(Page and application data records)
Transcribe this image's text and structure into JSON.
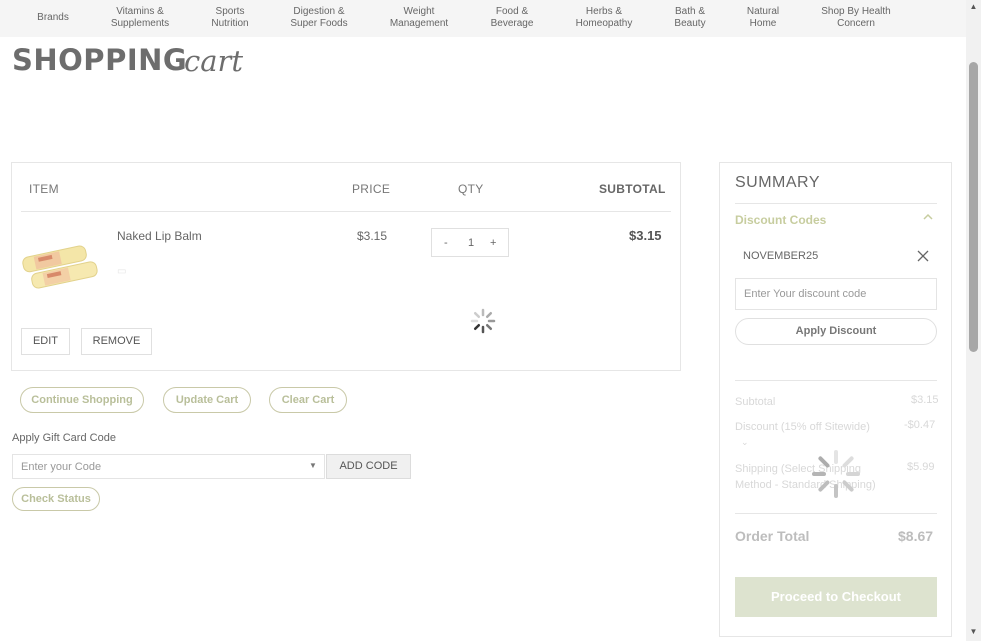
{
  "nav": {
    "items": [
      "Brands",
      "Vitamins &\nSupplements",
      "Sports\nNutrition",
      "Digestion &\nSuper Foods",
      "Weight\nManagement",
      "Food &\nBeverage",
      "Herbs &\nHomeopathy",
      "Bath &\nBeauty",
      "Natural\nHome",
      "Shop By Health\nConcern"
    ]
  },
  "page": {
    "title_main": "SHOPPING",
    "title_script": "cart"
  },
  "cart": {
    "headers": {
      "item": "ITEM",
      "price": "PRICE",
      "qty": "QTY",
      "subtotal": "SUBTOTAL"
    },
    "item": {
      "name": "Naked Lip Balm",
      "price": "$3.15",
      "qty": "1",
      "qty_minus": "-",
      "qty_plus": "+",
      "subtotal": "$3.15"
    },
    "edit_label": "EDIT",
    "remove_label": "REMOVE"
  },
  "actions": {
    "continue_shopping": "Continue Shopping",
    "update_cart": "Update Cart",
    "clear_cart": "Clear Cart"
  },
  "gift_card": {
    "label": "Apply Gift Card Code",
    "placeholder": "Enter your Code",
    "add_code": "ADD CODE",
    "check_status": "Check Status"
  },
  "summary": {
    "title": "SUMMARY",
    "discount_codes_label": "Discount Codes",
    "applied_code": "NOVEMBER25",
    "discount_placeholder": "Enter Your discount code",
    "apply_discount": "Apply Discount",
    "subtotal_label": "Subtotal",
    "subtotal_value": "$3.15",
    "discount_label": "Discount (15% off Sitewide)",
    "discount_value": "-$0.47",
    "shipping_label": "Shipping (Select Shipping Method - Standard Shipping)",
    "shipping_value": "$5.99",
    "order_total_label": "Order Total",
    "order_total_value": "$8.67",
    "checkout": "Proceed to Checkout"
  },
  "colors": {
    "accent_olive": "#c7cd9f",
    "checkout_bg": "#dde3cf",
    "nav_bg": "#f5f5f5"
  }
}
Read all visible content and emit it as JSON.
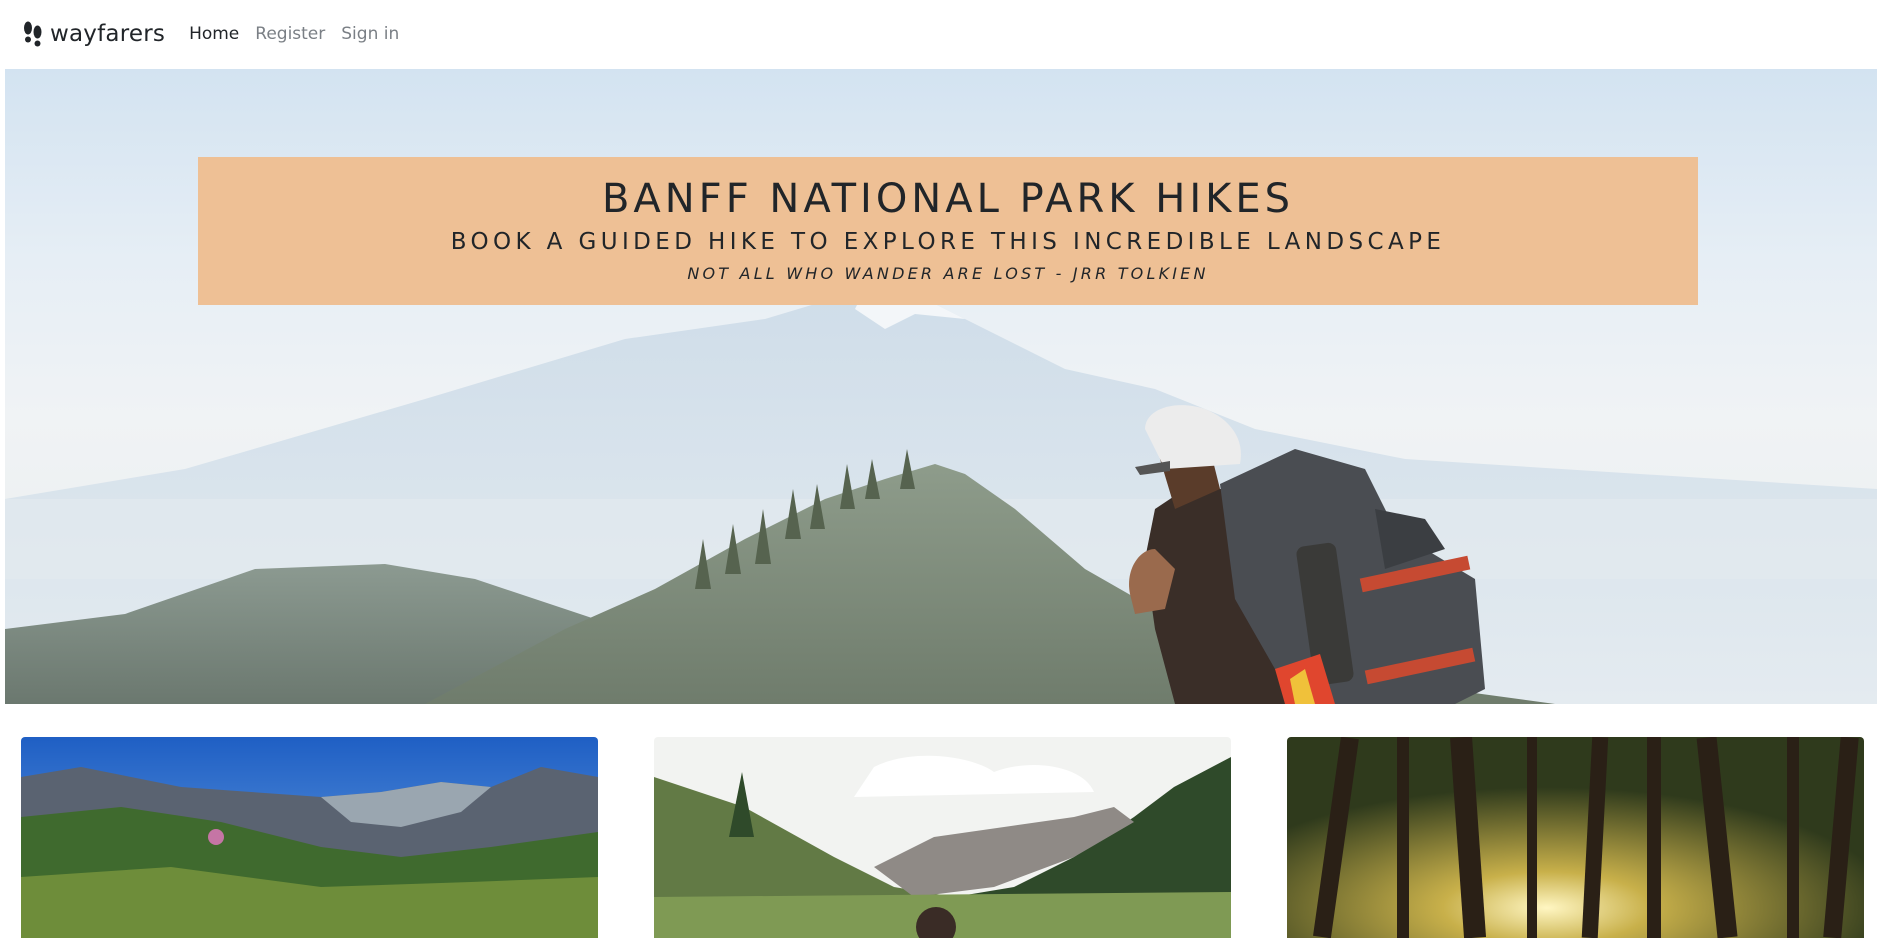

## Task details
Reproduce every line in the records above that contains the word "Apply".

## Exercise solution
    "label": "Apply Gift Card Code",
    "apply_discount": "Apply Discount",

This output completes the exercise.